small and intimate. And this is their strength. As evidenced
by the few examples of full-scale finished work in the show,
the sketches retain a freshness and intensity that is, frankly,
lacking in the easel pieces. And don’t be misled by the label
“sketch”—Church’s skill was such that even these little oils
on paper make the vast majority of paintings made by today’s
artists seem primitive and fumbling in comparison.
Also, don’t think that these are discards and leftovers—they
were chosen, framed and hung in the house by Church himself
as his favorites to live with and share with his wife, Isabel,
and their children. And, by the way, those frames are fabulous.
The first strong impression I got from strolling around the
gallery to get oriented is what a vast geography Church painted.
Sure, there are familiar scenes of the Catskill Creek, the
Hudson River and Niagara Falls, but then there’s the Parthenon
in Greece; sunsets in Jamaica; rock formations and manmade
wonders at Petra in Jordan; a gorgeous, partially fabricated
view of Mount Katahdin in Maine; a rainbow in Germany; the
Mexican forest; and sites in South America.
I’d be hard-pressed to pick my own favorite, but Blueberry
Hill, Vermont, painted in 1865, would be a contender.
Unlike the vast, sweeping panoramas typical of Church’s most
famous work, this 12-by-20-inch oil features an undistinguished
hump of a mountain sheltering a cozy valley; the sky is a
clear, pale blue but the colors of fall are on the landsape,
and Church has captured them in seemingly every leaf and branch.
Sun, shadow and fallen leaves play across the foreground,

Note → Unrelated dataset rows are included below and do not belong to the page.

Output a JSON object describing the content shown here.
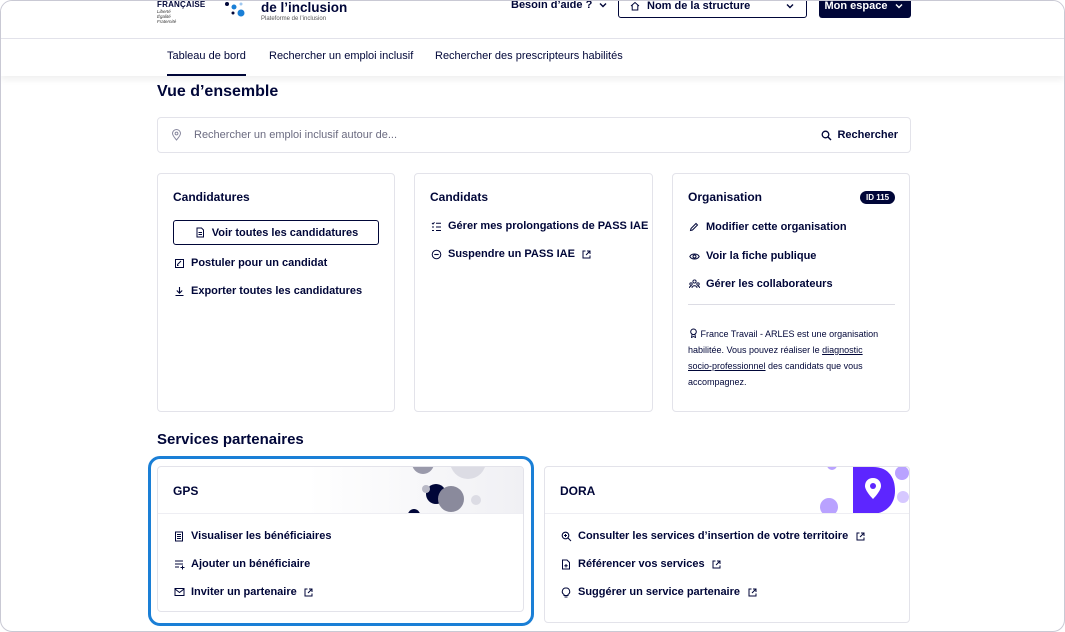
{
  "header": {
    "rf_label": "FRANÇAISE",
    "rf_motto": [
      "Liberté",
      "Égalité",
      "Fraternité"
    ],
    "brand_title": "de l’inclusion",
    "brand_sub": "Plateforme de l’inclusion",
    "help_label": "Besoin d’aide ?",
    "structure_label": "Nom de la structure",
    "space_label": "Mon espace"
  },
  "nav": {
    "items": [
      "Tableau de bord",
      "Rechercher un emploi inclusif",
      "Rechercher des prescripteurs habilités"
    ]
  },
  "page": {
    "title": "Vue d’ensemble",
    "search_placeholder": "Rechercher un emploi inclusif autour de...",
    "search_button": "Rechercher"
  },
  "cards": {
    "candidatures": {
      "title": "Candidatures",
      "view_all": "Voir toutes les candidatures",
      "apply": "Postuler pour un candidat",
      "export": "Exporter toutes les candidatures"
    },
    "candidats": {
      "title": "Candidats",
      "prolongations": "Gérer mes prolongations de PASS IAE",
      "suspend": "Suspendre un PASS IAE"
    },
    "organisation": {
      "title": "Organisation",
      "badge": "ID 115",
      "edit": "Modifier cette organisation",
      "public": "Voir la fiche publique",
      "collaborators": "Gérer les collaborateurs",
      "info_1": "France Travail - ARLES est une organisation",
      "info_2a": "habilitée. Vous pouvez réaliser le ",
      "info_2b": "diagnostic",
      "info_3a": "socio-professionnel",
      "info_3b": " des candidats que vous",
      "info_4": "accompagnez."
    }
  },
  "services": {
    "title": "Services partenaires",
    "gps": {
      "title": "GPS",
      "links": [
        "Visualiser les bénéficiaires",
        "Ajouter un bénéficiaire",
        "Inviter un partenaire"
      ]
    },
    "dora": {
      "title": "DORA",
      "links": [
        "Consulter les services d’insertion de votre territoire",
        "Référencer vos services",
        "Suggérer un service partenaire"
      ]
    }
  },
  "colors": {
    "primary": "#000638",
    "highlight": "#1a7fd6",
    "dora_purple": "#5d26ff"
  }
}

while minute details of a farmhouse, fences and livestock
activate the middle ground. A soft light falling across the
contours of the fields and hill behind makes for a comforting
yet technically brilliant effect, the coup de grace of a remarkable
Similarly muscular forms grace Scene in the Blue Mountains,
Jamaica, also painted in 1865, but in a sketchier manner
that suits the subject well. Hanging near it is a far more
lush work on paper titled Tropical Vines and Trees, Jamaica,
in which Church has lavished an unbelievable degree of skill
and attention on his unassuming subject. The accompanying
label speculates that this excessive absorption gave the artist
temporary relief from grieving for his two children, who were
killed by diphtheria a couple of months earlier. It is also
suggested that, in painting every leaf, he was communing with
his equally bereft wife, who drowned her sorrows by obsessively
collecting fern specimens.
Once back at Olana for ongoing construction supervision (and
with four new children), Church in 1871-2 made another of
the show’s best paintings: a winter view, and a vertical one
at that, creating poetry out of crisp light, scudding clouds,
lavender snow, and the river and mountains in the distance.
The Hudson Valley in Winter from Olana is so true to
the feeling of the place, and so immediate, as to let you
sense the very freshness of the air.
This atmospheric quality is what I find sets Church apart
from the other artists of his genre, and it is in abundance
in this show. A similar feeling of discovery is retained in
the one full-scale piece from Olana in the show, a view of
El Khasné, Petra (a classical façade carved out of solid rock)
glimpsed glowing through a chink in the shadowed walls of
a gorge. Avery calls it “the most important painting at Olana,”
and Church must have agreed, since he hung it over the fireplace.
It sports a Persian-motif frame that is quite impressive as
Of the other large paintings shown, the one of a scene in
Maine titled Sunset (borrowed from Utica’s marvelous
Munson-Williams-Proctor Arts Institute) is perhaps the best—it
is certainly the most dazzling, with its perfectly captured
evening sky in layers of orange, red, and purple and the seamless
reflection of it in indigo-tinted still water.
The show also features a set of 19 small pencil drawings from
a private collection in which Church has serialized some friends’
fishing excursions, complete with pratfalls and captions.
They didn’t do a thing for me, but others in the gallery were
enjoying them heartily.
peripheral vision this week